The Affordable Care Act, deemed constitutional by the Supreme Court last week, certainly has sparked an ongoing debate that does not show any signs of subsiding. Many Americans are wondering what the health care law will mean for them and how it is likely to impact their finances.
A Forbes column this week outlines three important ways the law will directly impact older Americans—in a good way. The benefits to seniors are often overlooked, the column writes.
Maybe people who oppose the Supreme Court decision don’t want to look as if they are against elders so they avoid discussing a number of the real benefits to seniors that are part of the bill.
Who am I talking about that will benefit? It could be your own aging parents. The ACA requires many broad changes that will be directly and immediately helpful to our elders.
Here are just three of the many things the National Senior Citizens’ Law Center reports about what is in the Affordable Care Act (ACA) and the effect on seniors. I add my own comments.
1. The Elder Justice Act
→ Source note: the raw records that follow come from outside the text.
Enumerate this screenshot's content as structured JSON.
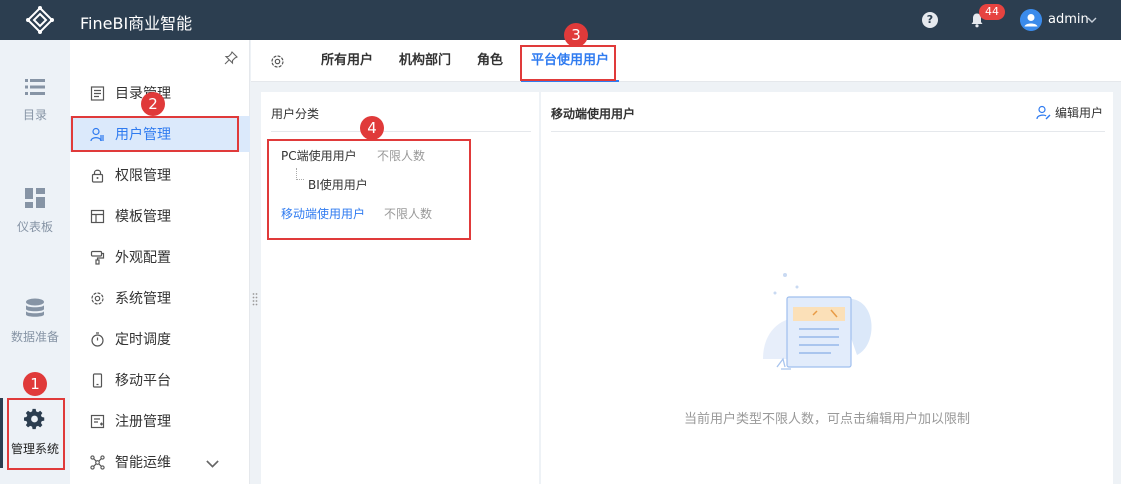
{
  "header": {
    "title": "FineBI商业智能",
    "notification_count": "44",
    "user": "admin",
    "help_icon": "question-icon",
    "bell_icon": "bell-icon"
  },
  "rail": {
    "items": [
      {
        "label": "目录",
        "icon": "list-icon"
      },
      {
        "label": "仪表板",
        "icon": "dashboard-icon"
      },
      {
        "label": "数据准备",
        "icon": "database-icon"
      },
      {
        "label": "管理系统",
        "icon": "gear-icon"
      }
    ]
  },
  "sidebar": {
    "items": [
      {
        "label": "目录管理",
        "icon": "catalog-icon"
      },
      {
        "label": "用户管理",
        "icon": "user-icon"
      },
      {
        "label": "权限管理",
        "icon": "lock-icon"
      },
      {
        "label": "模板管理",
        "icon": "template-icon"
      },
      {
        "label": "外观配置",
        "icon": "paint-icon"
      },
      {
        "label": "系统管理",
        "icon": "settings-icon"
      },
      {
        "label": "定时调度",
        "icon": "timer-icon"
      },
      {
        "label": "移动平台",
        "icon": "mobile-icon"
      },
      {
        "label": "注册管理",
        "icon": "register-icon"
      },
      {
        "label": "智能运维",
        "icon": "ops-icon"
      }
    ]
  },
  "tabs": [
    "所有用户",
    "机构部门",
    "角色",
    "平台使用用户"
  ],
  "left_panel": {
    "title": "用户分类",
    "rows": {
      "pc": {
        "label": "PC端使用用户",
        "limit": "不限人数"
      },
      "bi": {
        "label": "BI使用用户"
      },
      "mobile": {
        "label": "移动端使用用户",
        "limit": "不限人数"
      }
    }
  },
  "right_panel": {
    "title": "移动端使用用户",
    "edit_label": "编辑用户",
    "empty_message": "当前用户类型不限人数，可点击编辑用户加以限制"
  },
  "annotations": [
    "1",
    "2",
    "3",
    "4"
  ],
  "colors": {
    "accent": "#2f7bf0",
    "header": "#2c3e50",
    "annotation": "#e03a3a",
    "badge": "#e64340"
  }
}
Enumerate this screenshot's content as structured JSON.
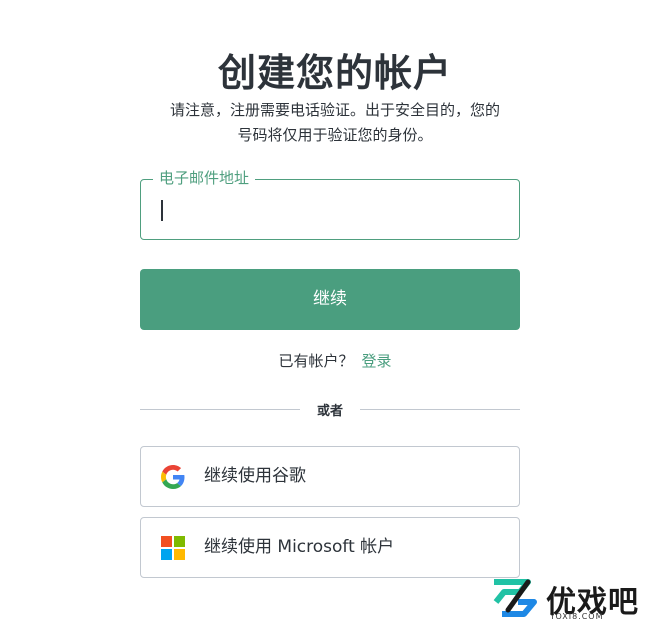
{
  "header": {
    "title": "创建您的帐户",
    "subtitle_line1": "请注意，注册需要电话验证。出于安全目的，您的",
    "subtitle_line2": "号码将仅用于验证您的身份。"
  },
  "form": {
    "email_label": "电子邮件地址",
    "email_value": "",
    "continue_label": "继续",
    "have_account_text": "已有帐户？",
    "login_link": "登录",
    "divider_text": "或者"
  },
  "social": {
    "google_label": "继续使用谷歌",
    "microsoft_label": "继续使用 Microsoft 帐户"
  },
  "watermark": {
    "name": "优戏吧",
    "domain": "YOXI8.COM"
  },
  "colors": {
    "accent": "#4a9e7f",
    "text": "#2d333a",
    "border": "#c2c8d0"
  },
  "icons": {
    "google": "google-logo-icon",
    "microsoft": "microsoft-logo-icon",
    "watermark": "yoxi8-logo-icon"
  }
}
If we want to stop seeing so many horrifying stories of elder abuse, both physical and financial, we need a national coordination of effort to fight elder abuse. Now, it’s here, in the ACA. The Act will establish grants to create centers for developing forensic expertise to collect evidence relating to elder abuse, neglect or exploitation. It will enhance training of staff in nursing homes. It will strengthen the enforcement ability of Federal and State entities to prosecute elder abuse cases, among other things. This Act has a far reaching effect on combating elder abuse, a $2.9B a year problem in the U.S….
…The poorest and sickest in our society have been addressed in these parts of the ACA. Yet all the attention in every debate or report I see or hear about the ACA is on the individual mandate, the effect on insurance companies, the IRS, the tax question and penalties for not buying insurance, etc. How about our aging parents?? You notice that no one is debating the benefits to them.
Read the full article at Forbes.com.
Written by Elizabeth Ecker